_YOUR INSTRUCTIONS_
Using the listing below, copy every line that mentions "title".

_DATA FOR PROCESSING_
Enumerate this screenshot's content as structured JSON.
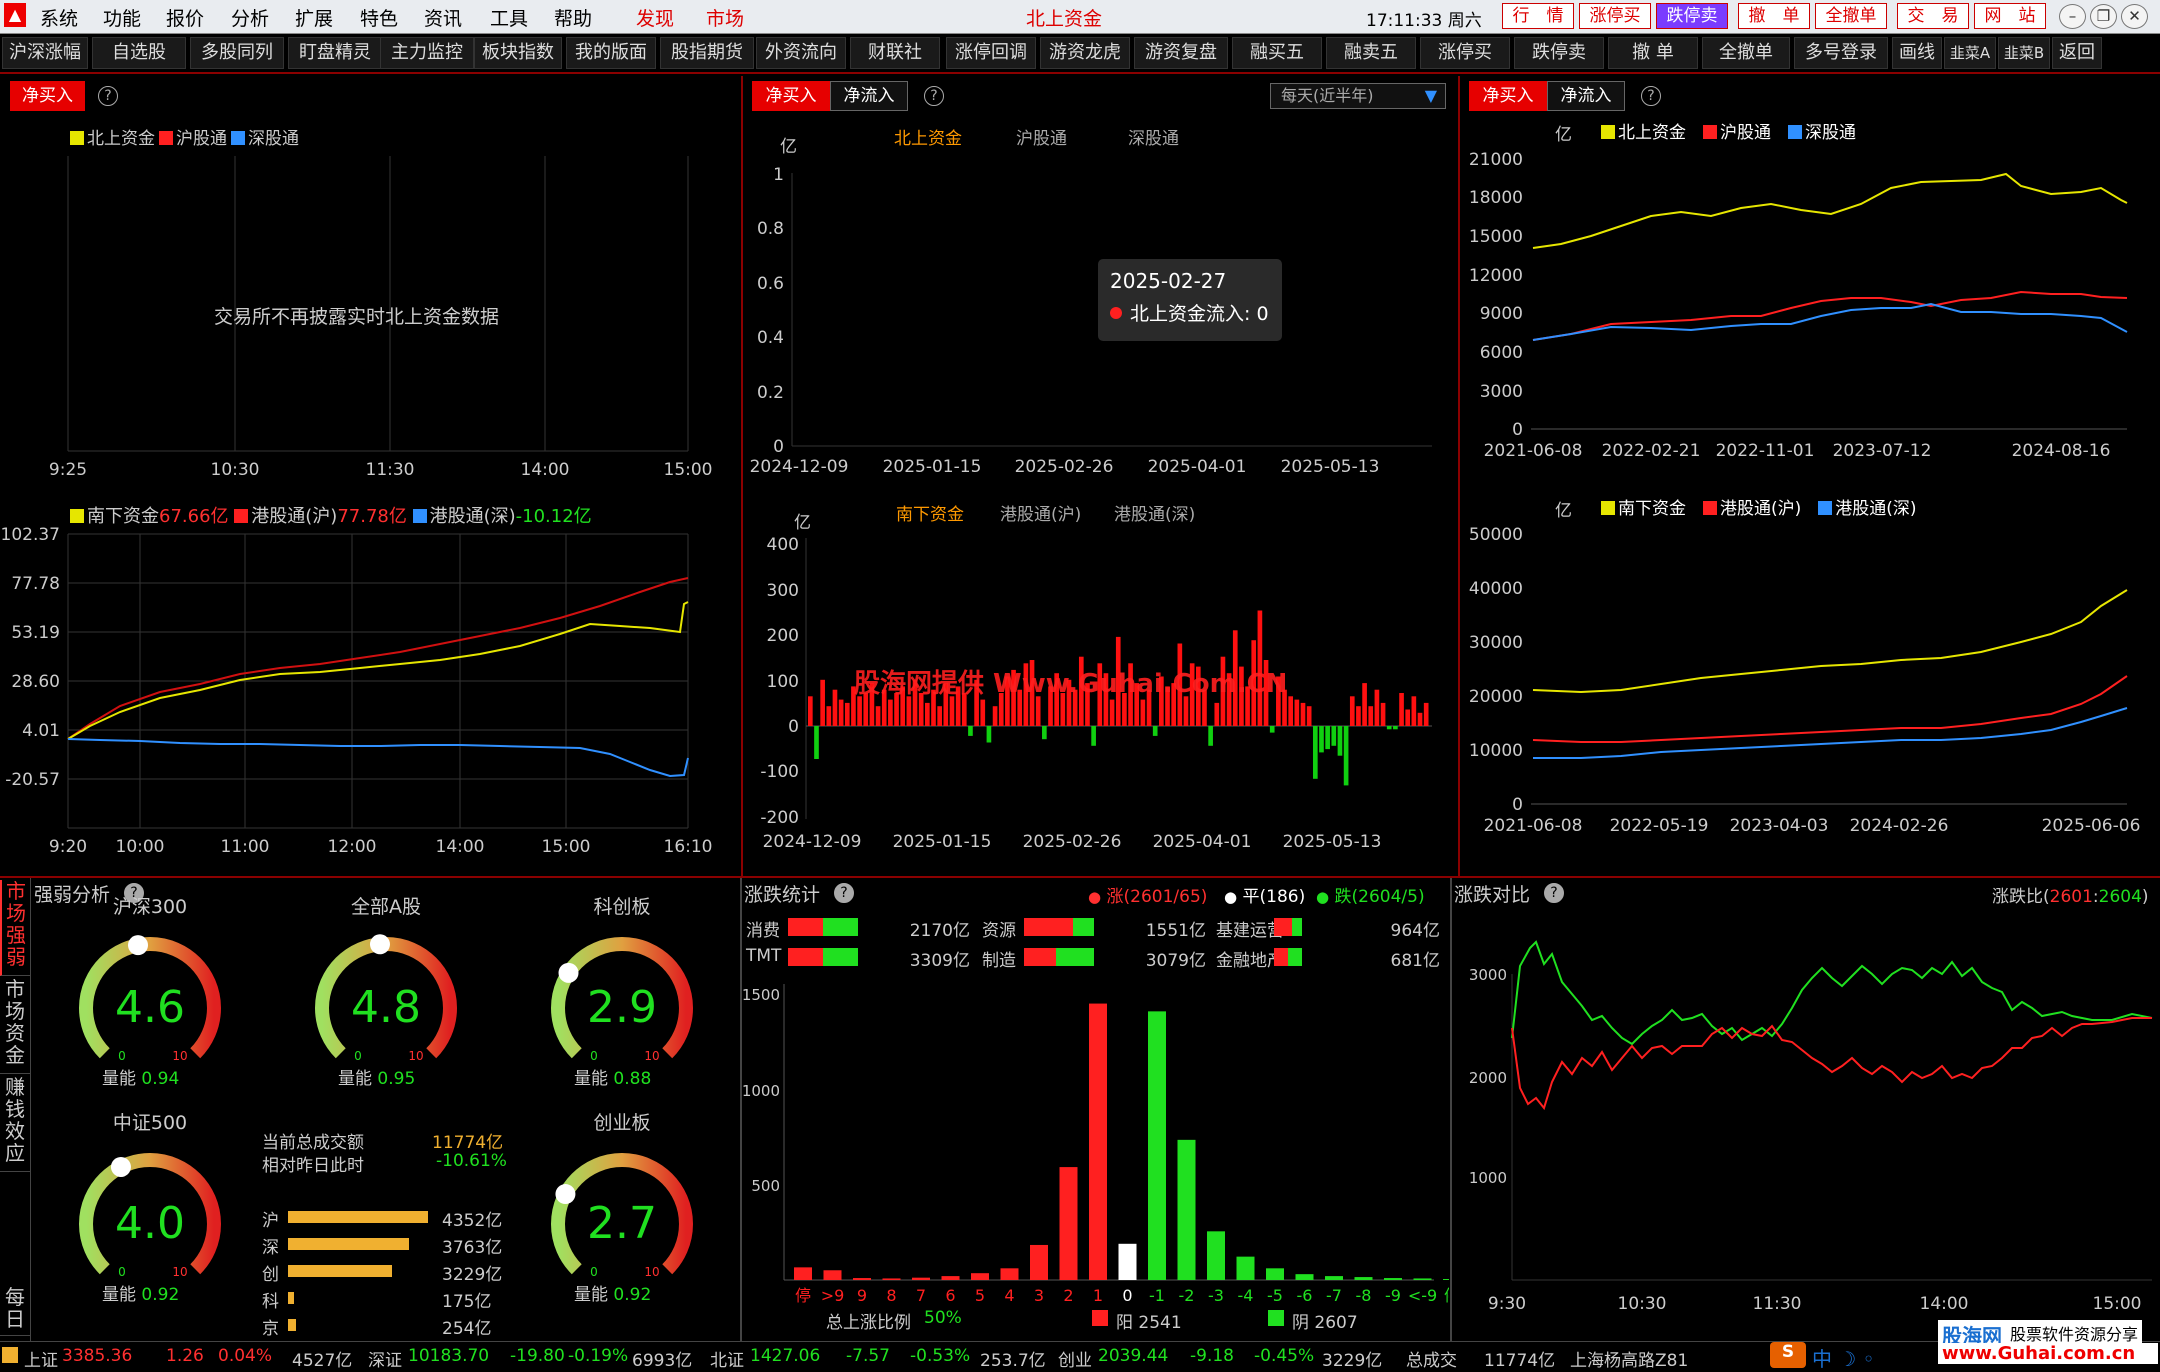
{
  "colors": {
    "red": "#ff2020",
    "green": "#00e020",
    "yellow": "#e6e600",
    "blue": "#3090ff",
    "orange": "#ff9900"
  },
  "menu": {
    "items": [
      "系统",
      "功能",
      "报价",
      "分析",
      "扩展",
      "特色",
      "资讯",
      "工具",
      "帮助"
    ],
    "faxian": "发现",
    "shichang": "市场",
    "title": "北上资金",
    "time": "17:11:33 周六",
    "right": [
      "行　情",
      "涨停买",
      "跌停卖",
      "撤　单",
      "全撤单",
      "交　易",
      "网　站"
    ]
  },
  "toolbar": [
    "沪深涨幅",
    "自选股",
    "多股同列",
    "盯盘精灵",
    "主力监控",
    "板块指数",
    "我的版面",
    "股指期货",
    "外资流向",
    "财联社",
    "涨停回调",
    "游资龙虎",
    "游资复盘",
    "融买五",
    "融卖五",
    "涨停买",
    "跌停卖",
    "撤 单",
    "全撤单",
    "多号登录",
    "画线",
    "韭菜A",
    "韭菜B",
    "返回"
  ],
  "p1": {
    "tab": "净买入",
    "legend": [
      "北上资金",
      "沪股通",
      "深股通"
    ],
    "notice": "交易所不再披露实时北上资金数据",
    "xticks": [
      "9:25",
      "10:30",
      "11:30",
      "14:00",
      "15:00"
    ]
  },
  "p4": {
    "legend": [
      {
        "name": "南下资金",
        "value": "67.66亿"
      },
      {
        "name": "港股通(沪)",
        "value": "77.78亿"
      },
      {
        "name": "港股通(深)",
        "value": "-10.12亿"
      }
    ],
    "yticks": [
      "102.37",
      "77.78",
      "53.19",
      "28.60",
      "4.01",
      "-20.57"
    ],
    "xticks": [
      "9:20",
      "10:00",
      "11:00",
      "12:00",
      "14:00",
      "15:00",
      "16:10"
    ]
  },
  "p2": {
    "tabs": [
      "净买入",
      "净流入"
    ],
    "dropdown": "每天(近半年)",
    "unit": "亿",
    "legend": [
      "北上资金",
      "沪股通",
      "深股通"
    ],
    "yticks": [
      "1",
      "0.8",
      "0.6",
      "0.4",
      "0.2",
      "0"
    ],
    "xticks": [
      "2024-12-09",
      "2025-01-15",
      "2025-02-26",
      "2025-04-01",
      "2025-05-13"
    ],
    "tooltip": {
      "date": "2025-02-27",
      "label": "北上资金流入: 0"
    }
  },
  "p5": {
    "unit": "亿",
    "legend": [
      "南下资金",
      "港股通(沪)",
      "港股通(深)"
    ],
    "yticks": [
      "400",
      "300",
      "200",
      "100",
      "0",
      "-100",
      "-200"
    ],
    "xticks": [
      "2024-12-09",
      "2025-01-15",
      "2025-02-26",
      "2025-04-01",
      "2025-05-13"
    ],
    "watermark": "股海网提供 Www.Guhai.Com.CN"
  },
  "p3": {
    "tabs": [
      "净买入",
      "净流入"
    ],
    "unit": "亿",
    "legend": [
      "北上资金",
      "沪股通",
      "深股通"
    ],
    "yticks": [
      "21000",
      "18000",
      "15000",
      "12000",
      "9000",
      "6000",
      "3000",
      "0"
    ],
    "xticks": [
      "2021-06-08",
      "2022-02-21",
      "2022-11-01",
      "2023-07-12",
      "2024-08-16"
    ]
  },
  "p6": {
    "unit": "亿",
    "legend": [
      "南下资金",
      "港股通(沪)",
      "港股通(深)"
    ],
    "yticks": [
      "50000",
      "40000",
      "30000",
      "20000",
      "10000",
      "0"
    ],
    "xticks": [
      "2021-06-08",
      "2022-05-19",
      "2023-04-03",
      "2024-02-26",
      "2025-06-06"
    ]
  },
  "strength": {
    "sidetabs": [
      "市场强弱",
      "市场资金",
      "赚钱效应",
      "每日"
    ],
    "title": "强弱分析",
    "gauges": [
      {
        "name": "沪深300",
        "value": "4.6",
        "v": 4.6,
        "qn": "0.94"
      },
      {
        "name": "全部A股",
        "value": "4.8",
        "v": 4.8,
        "qn": "0.95"
      },
      {
        "name": "科创板",
        "value": "2.9",
        "v": 2.9,
        "qn": "0.88"
      },
      {
        "name": "中证500",
        "value": "4.0",
        "v": 4.0,
        "qn": "0.92"
      },
      {
        "name": "创业板",
        "value": "2.7",
        "v": 2.7,
        "qn": "0.92"
      }
    ],
    "gmin": "0",
    "gmax": "10",
    "qnlabel": "量能",
    "turnover_label": "当前总成交额",
    "turnover": "11774亿",
    "compare_label": "相对昨日此时",
    "compare": "-10.61%",
    "bars": [
      {
        "name": "沪",
        "value": "4352亿",
        "v": 4352
      },
      {
        "name": "深",
        "value": "3763亿",
        "v": 3763
      },
      {
        "name": "创",
        "value": "3229亿",
        "v": 3229
      },
      {
        "name": "科",
        "value": "175亿",
        "v": 175
      },
      {
        "name": "京",
        "value": "254亿",
        "v": 254
      }
    ]
  },
  "updown": {
    "title": "涨跌统计",
    "up": "涨(2601/65)",
    "flat": "平(186)",
    "down": "跌(2604/5)",
    "sectors": [
      {
        "name": "消费",
        "value": "2170亿",
        "r": 0.5
      },
      {
        "name": "资源",
        "value": "1551亿",
        "r": 0.7
      },
      {
        "name": "基建运营",
        "value": "964亿",
        "r": 0.65
      },
      {
        "name": "TMT",
        "value": "3309亿",
        "r": 0.5
      },
      {
        "name": "制造",
        "value": "3079亿",
        "r": 0.45
      },
      {
        "name": "金融地产",
        "value": "681亿",
        "r": 0.5
      }
    ],
    "yticks": [
      "1500",
      "1000",
      "500"
    ],
    "cats": [
      "停",
      ">9",
      "9",
      "8",
      "7",
      "6",
      "5",
      "4",
      "3",
      "2",
      "1",
      "0",
      "-1",
      "-2",
      "-3",
      "-4",
      "-5",
      "-6",
      "-7",
      "-8",
      "-9",
      "<-9",
      "停"
    ],
    "counts": [
      65,
      50,
      10,
      8,
      12,
      20,
      35,
      60,
      180,
      580,
      1420,
      186,
      1380,
      720,
      250,
      120,
      60,
      30,
      20,
      15,
      10,
      8,
      5
    ],
    "ratio_label": "总上涨比例",
    "ratio": "50%",
    "yang": "阳 2541",
    "yin": "阴 2607"
  },
  "ratio": {
    "title": "涨跌对比",
    "label": "涨跌比",
    "up": "2601",
    "down": "2604",
    "yticks": [
      "3000",
      "2000",
      "1000"
    ],
    "xticks": [
      "9:30",
      "10:30",
      "11:30",
      "14:00",
      "15:00"
    ]
  },
  "status": {
    "sh": "上证",
    "sh_val": "3385.36",
    "sh_chg": "1.26",
    "sh_pct": "0.04%",
    "sh_amt": "4527亿",
    "sz": "深证",
    "sz_val": "10183.70",
    "sz_chg": "-19.80",
    "sz_pct": "-0.19%",
    "sz_amt": "6993亿",
    "bz": "北证",
    "bz_val": "1427.06",
    "bz_chg": "-7.57",
    "bz_pct": "-0.53%",
    "bz_amt": "253.7亿",
    "cy": "创业",
    "cy_val": "2039.44",
    "cy_chg": "-9.18",
    "cy_pct": "-0.45%",
    "cy_amt": "3229亿",
    "total_label": "总成交",
    "total": "11774亿",
    "location": "上海杨高路Z81",
    "brand": "股海网",
    "brand_sub": "股票软件资源分享",
    "brand_url": "www.Guhai.com.cn"
  }
}
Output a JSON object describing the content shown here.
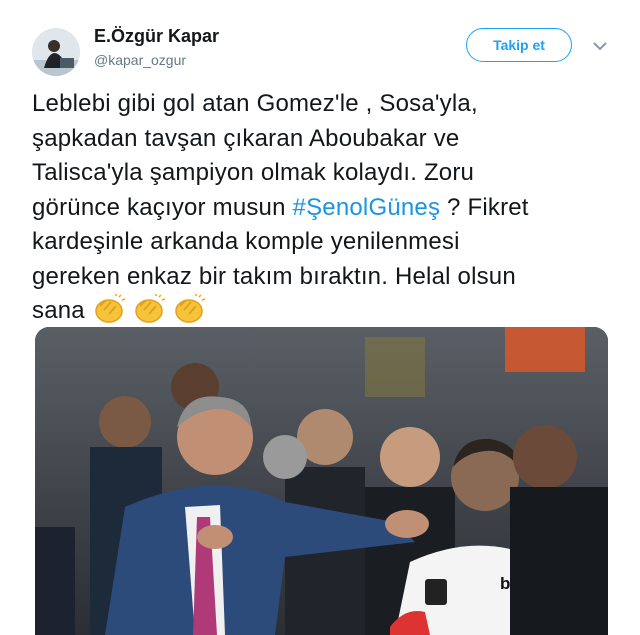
{
  "author": {
    "display_name": "E.Özgür Kapar",
    "handle": "@kapar_ozgur"
  },
  "actions": {
    "follow_label": "Takip et",
    "menu_icon": "chevron-down-icon"
  },
  "tweet": {
    "lines": [
      "Leblebi gibi gol atan Gomez'le , Sosa'yla,",
      "şapkadan tavşan çıkaran Aboubakar ve",
      "Talisca'yla şampiyon olmak kolaydı. Zoru",
      "görünce kaçıyor musun ",
      " ? Fikret",
      "kardeşinle arkanda komple yenilenmesi",
      "gereken enkaz bir takım bıraktın. Helal olsun",
      "sana"
    ],
    "hashtag": "#ŞenolGüneş",
    "emoji": [
      "clapping-hands-icon",
      "clapping-hands-icon",
      "clapping-hands-icon"
    ]
  },
  "media": {
    "shirt_sponsor": "beko",
    "description_icon": "photo-football-celebration"
  },
  "colors": {
    "link": "#1b95e0",
    "follow_border": "#1da1f2",
    "text": "#14171a",
    "muted": "#657786"
  }
}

_EXERCISE OUTPUT_
    "title": "北上资金",
    "title": "强弱分析",
    "title": "涨跌统计",
    "title": "涨跌对比",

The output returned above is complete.